§ Task to complete: Go through the data below and gather each line containing "Дата".

Stored records:
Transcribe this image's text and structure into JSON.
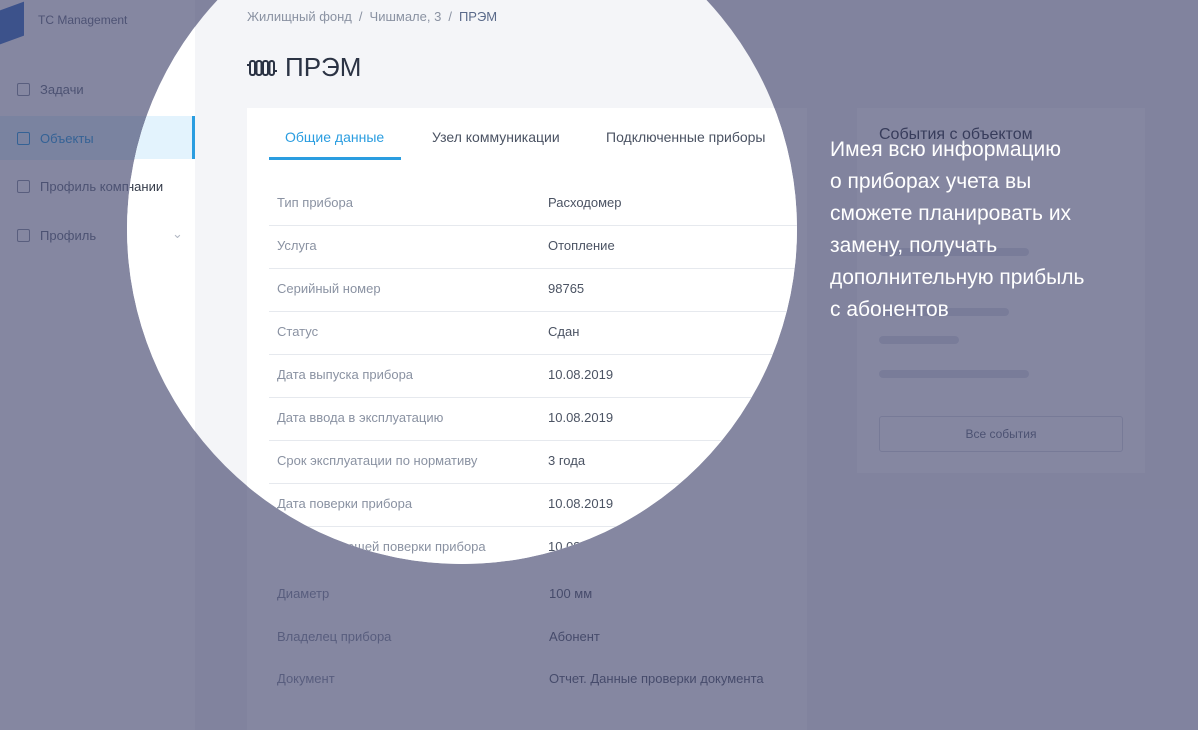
{
  "app": {
    "logo_text": "TC Management",
    "sidebar": {
      "items": [
        {
          "label": "Задачи"
        },
        {
          "label": "Объекты"
        },
        {
          "label": "Профиль компании"
        },
        {
          "label": "Профиль"
        }
      ]
    }
  },
  "breadcrumb": [
    "Жилищный фонд",
    "Чишмале, 3",
    "ПРЭМ"
  ],
  "breadcrumb_separator": "/",
  "page_title": "ПРЭМ",
  "tabs": [
    "Общие данные",
    "Узел коммуникации",
    "Подключенные приборы"
  ],
  "details": [
    {
      "label": "Тип прибора",
      "value": "Расходомер"
    },
    {
      "label": "Услуга",
      "value": "Отопление"
    },
    {
      "label": "Серийный номер",
      "value": "98765"
    },
    {
      "label": "Статус",
      "value": "Сдан"
    },
    {
      "label": "Дата выпуска прибора",
      "value": "10.08.2019"
    },
    {
      "label": "Дата ввода в эксплуатацию",
      "value": "10.08.2019"
    },
    {
      "label": "Срок эксплуатации по нормативу",
      "value": "3 года"
    },
    {
      "label": "Дата поверки прибора",
      "value": "10.08.2019"
    },
    {
      "label": "Дата следующей поверки прибора",
      "value": "10.08.2020"
    }
  ],
  "background_rows": [
    {
      "label": "Диаметр",
      "value": "100 мм"
    },
    {
      "label": "Владелец прибора",
      "value": "Абонент"
    },
    {
      "label": "Документ",
      "value": "Отчет. Данные проверки документа"
    }
  ],
  "events_panel": {
    "title": "События с объектом",
    "button": "Все события"
  },
  "promo_lines": [
    "Имея всю информацию",
    "о приборах учета вы",
    "сможете планировать их",
    "замену, получать",
    "дополнительную прибыль",
    "с абонентов"
  ],
  "colors": {
    "accent": "#2a9de0",
    "overlay": "#3a3d68"
  }
}
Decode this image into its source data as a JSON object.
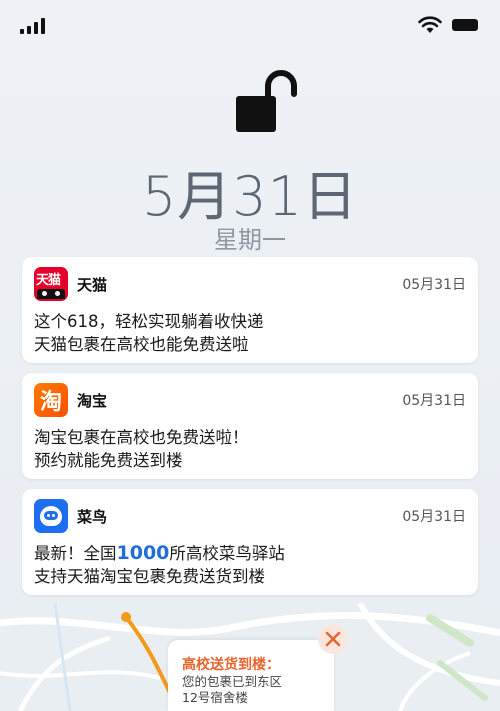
{
  "status_bar": {
    "signal_icon": "cellular-signal-icon",
    "wifi_icon": "wifi-icon",
    "battery_icon": "battery-icon"
  },
  "lock": {
    "icon": "unlocked-padlock-icon"
  },
  "date": "5月31日",
  "weekday": "星期一",
  "notifications": [
    {
      "app": "天猫",
      "icon": "tmall-app-icon",
      "time": "05月31日",
      "lines": [
        "这个618，轻松实现躺着收快递",
        "天猫包裹在高校也能免费送啦"
      ]
    },
    {
      "app": "淘宝",
      "icon": "taobao-app-icon",
      "icon_glyph": "淘",
      "time": "05月31日",
      "lines": [
        "淘宝包裹在高校也免费送啦！",
        "预约就能免费送到楼"
      ]
    },
    {
      "app": "菜鸟",
      "icon": "cainiao-app-icon",
      "time": "05月31日",
      "line1_prefix": "最新！全国",
      "line1_highlight": "1000",
      "line1_suffix": "所高校菜鸟驿站",
      "line2": "支持天猫淘宝包裹免费送货到楼"
    }
  ],
  "tmall_icon_text": "天猫",
  "map_popup": {
    "title": "高校送货到楼：",
    "text_line1": "您的包裹已到东区",
    "text_line2": "12号宿舍楼",
    "close_icon": "close-icon"
  },
  "colors": {
    "accent_orange": "#e8642c",
    "highlight_blue": "#1f6dd6",
    "tmall_red": "#e4002b",
    "taobao_orange": "#ff5a00",
    "cainiao_blue": "#1e6ef0"
  }
}
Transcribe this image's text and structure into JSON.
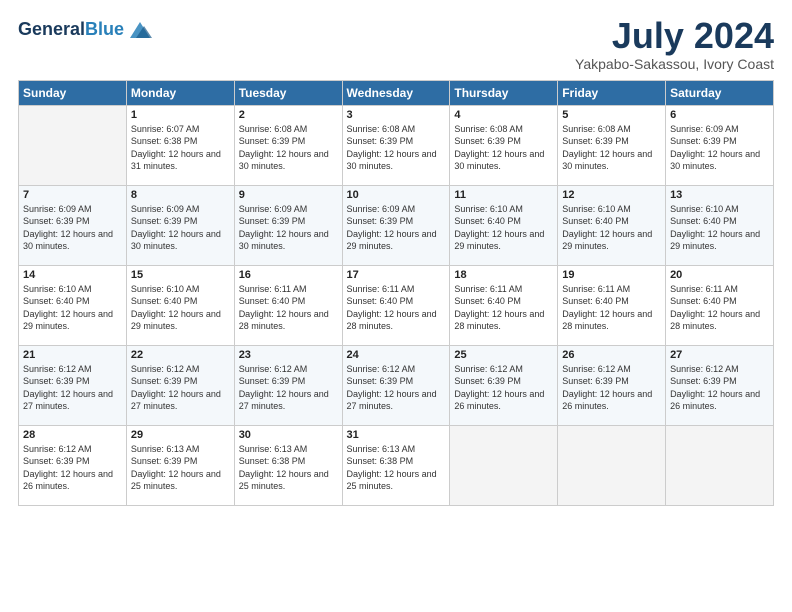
{
  "header": {
    "logo_line1": "General",
    "logo_line2": "Blue",
    "month_title": "July 2024",
    "location": "Yakpabo-Sakassou, Ivory Coast"
  },
  "weekdays": [
    "Sunday",
    "Monday",
    "Tuesday",
    "Wednesday",
    "Thursday",
    "Friday",
    "Saturday"
  ],
  "weeks": [
    [
      {
        "day": "",
        "sunrise": "",
        "sunset": "",
        "daylight": ""
      },
      {
        "day": "1",
        "sunrise": "Sunrise: 6:07 AM",
        "sunset": "Sunset: 6:38 PM",
        "daylight": "Daylight: 12 hours and 31 minutes."
      },
      {
        "day": "2",
        "sunrise": "Sunrise: 6:08 AM",
        "sunset": "Sunset: 6:39 PM",
        "daylight": "Daylight: 12 hours and 30 minutes."
      },
      {
        "day": "3",
        "sunrise": "Sunrise: 6:08 AM",
        "sunset": "Sunset: 6:39 PM",
        "daylight": "Daylight: 12 hours and 30 minutes."
      },
      {
        "day": "4",
        "sunrise": "Sunrise: 6:08 AM",
        "sunset": "Sunset: 6:39 PM",
        "daylight": "Daylight: 12 hours and 30 minutes."
      },
      {
        "day": "5",
        "sunrise": "Sunrise: 6:08 AM",
        "sunset": "Sunset: 6:39 PM",
        "daylight": "Daylight: 12 hours and 30 minutes."
      },
      {
        "day": "6",
        "sunrise": "Sunrise: 6:09 AM",
        "sunset": "Sunset: 6:39 PM",
        "daylight": "Daylight: 12 hours and 30 minutes."
      }
    ],
    [
      {
        "day": "7",
        "sunrise": "Sunrise: 6:09 AM",
        "sunset": "Sunset: 6:39 PM",
        "daylight": "Daylight: 12 hours and 30 minutes."
      },
      {
        "day": "8",
        "sunrise": "Sunrise: 6:09 AM",
        "sunset": "Sunset: 6:39 PM",
        "daylight": "Daylight: 12 hours and 30 minutes."
      },
      {
        "day": "9",
        "sunrise": "Sunrise: 6:09 AM",
        "sunset": "Sunset: 6:39 PM",
        "daylight": "Daylight: 12 hours and 30 minutes."
      },
      {
        "day": "10",
        "sunrise": "Sunrise: 6:09 AM",
        "sunset": "Sunset: 6:39 PM",
        "daylight": "Daylight: 12 hours and 29 minutes."
      },
      {
        "day": "11",
        "sunrise": "Sunrise: 6:10 AM",
        "sunset": "Sunset: 6:40 PM",
        "daylight": "Daylight: 12 hours and 29 minutes."
      },
      {
        "day": "12",
        "sunrise": "Sunrise: 6:10 AM",
        "sunset": "Sunset: 6:40 PM",
        "daylight": "Daylight: 12 hours and 29 minutes."
      },
      {
        "day": "13",
        "sunrise": "Sunrise: 6:10 AM",
        "sunset": "Sunset: 6:40 PM",
        "daylight": "Daylight: 12 hours and 29 minutes."
      }
    ],
    [
      {
        "day": "14",
        "sunrise": "Sunrise: 6:10 AM",
        "sunset": "Sunset: 6:40 PM",
        "daylight": "Daylight: 12 hours and 29 minutes."
      },
      {
        "day": "15",
        "sunrise": "Sunrise: 6:10 AM",
        "sunset": "Sunset: 6:40 PM",
        "daylight": "Daylight: 12 hours and 29 minutes."
      },
      {
        "day": "16",
        "sunrise": "Sunrise: 6:11 AM",
        "sunset": "Sunset: 6:40 PM",
        "daylight": "Daylight: 12 hours and 28 minutes."
      },
      {
        "day": "17",
        "sunrise": "Sunrise: 6:11 AM",
        "sunset": "Sunset: 6:40 PM",
        "daylight": "Daylight: 12 hours and 28 minutes."
      },
      {
        "day": "18",
        "sunrise": "Sunrise: 6:11 AM",
        "sunset": "Sunset: 6:40 PM",
        "daylight": "Daylight: 12 hours and 28 minutes."
      },
      {
        "day": "19",
        "sunrise": "Sunrise: 6:11 AM",
        "sunset": "Sunset: 6:40 PM",
        "daylight": "Daylight: 12 hours and 28 minutes."
      },
      {
        "day": "20",
        "sunrise": "Sunrise: 6:11 AM",
        "sunset": "Sunset: 6:40 PM",
        "daylight": "Daylight: 12 hours and 28 minutes."
      }
    ],
    [
      {
        "day": "21",
        "sunrise": "Sunrise: 6:12 AM",
        "sunset": "Sunset: 6:39 PM",
        "daylight": "Daylight: 12 hours and 27 minutes."
      },
      {
        "day": "22",
        "sunrise": "Sunrise: 6:12 AM",
        "sunset": "Sunset: 6:39 PM",
        "daylight": "Daylight: 12 hours and 27 minutes."
      },
      {
        "day": "23",
        "sunrise": "Sunrise: 6:12 AM",
        "sunset": "Sunset: 6:39 PM",
        "daylight": "Daylight: 12 hours and 27 minutes."
      },
      {
        "day": "24",
        "sunrise": "Sunrise: 6:12 AM",
        "sunset": "Sunset: 6:39 PM",
        "daylight": "Daylight: 12 hours and 27 minutes."
      },
      {
        "day": "25",
        "sunrise": "Sunrise: 6:12 AM",
        "sunset": "Sunset: 6:39 PM",
        "daylight": "Daylight: 12 hours and 26 minutes."
      },
      {
        "day": "26",
        "sunrise": "Sunrise: 6:12 AM",
        "sunset": "Sunset: 6:39 PM",
        "daylight": "Daylight: 12 hours and 26 minutes."
      },
      {
        "day": "27",
        "sunrise": "Sunrise: 6:12 AM",
        "sunset": "Sunset: 6:39 PM",
        "daylight": "Daylight: 12 hours and 26 minutes."
      }
    ],
    [
      {
        "day": "28",
        "sunrise": "Sunrise: 6:12 AM",
        "sunset": "Sunset: 6:39 PM",
        "daylight": "Daylight: 12 hours and 26 minutes."
      },
      {
        "day": "29",
        "sunrise": "Sunrise: 6:13 AM",
        "sunset": "Sunset: 6:39 PM",
        "daylight": "Daylight: 12 hours and 25 minutes."
      },
      {
        "day": "30",
        "sunrise": "Sunrise: 6:13 AM",
        "sunset": "Sunset: 6:38 PM",
        "daylight": "Daylight: 12 hours and 25 minutes."
      },
      {
        "day": "31",
        "sunrise": "Sunrise: 6:13 AM",
        "sunset": "Sunset: 6:38 PM",
        "daylight": "Daylight: 12 hours and 25 minutes."
      },
      {
        "day": "",
        "sunrise": "",
        "sunset": "",
        "daylight": ""
      },
      {
        "day": "",
        "sunrise": "",
        "sunset": "",
        "daylight": ""
      },
      {
        "day": "",
        "sunrise": "",
        "sunset": "",
        "daylight": ""
      }
    ]
  ]
}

§ Response for this exercise:
      "label": "Дата выпуска прибора",
      "label": "Дата ввода в эксплуатацию",
      "label": "Дата поверки прибора",
      "label": "Дата следующей поверки прибора",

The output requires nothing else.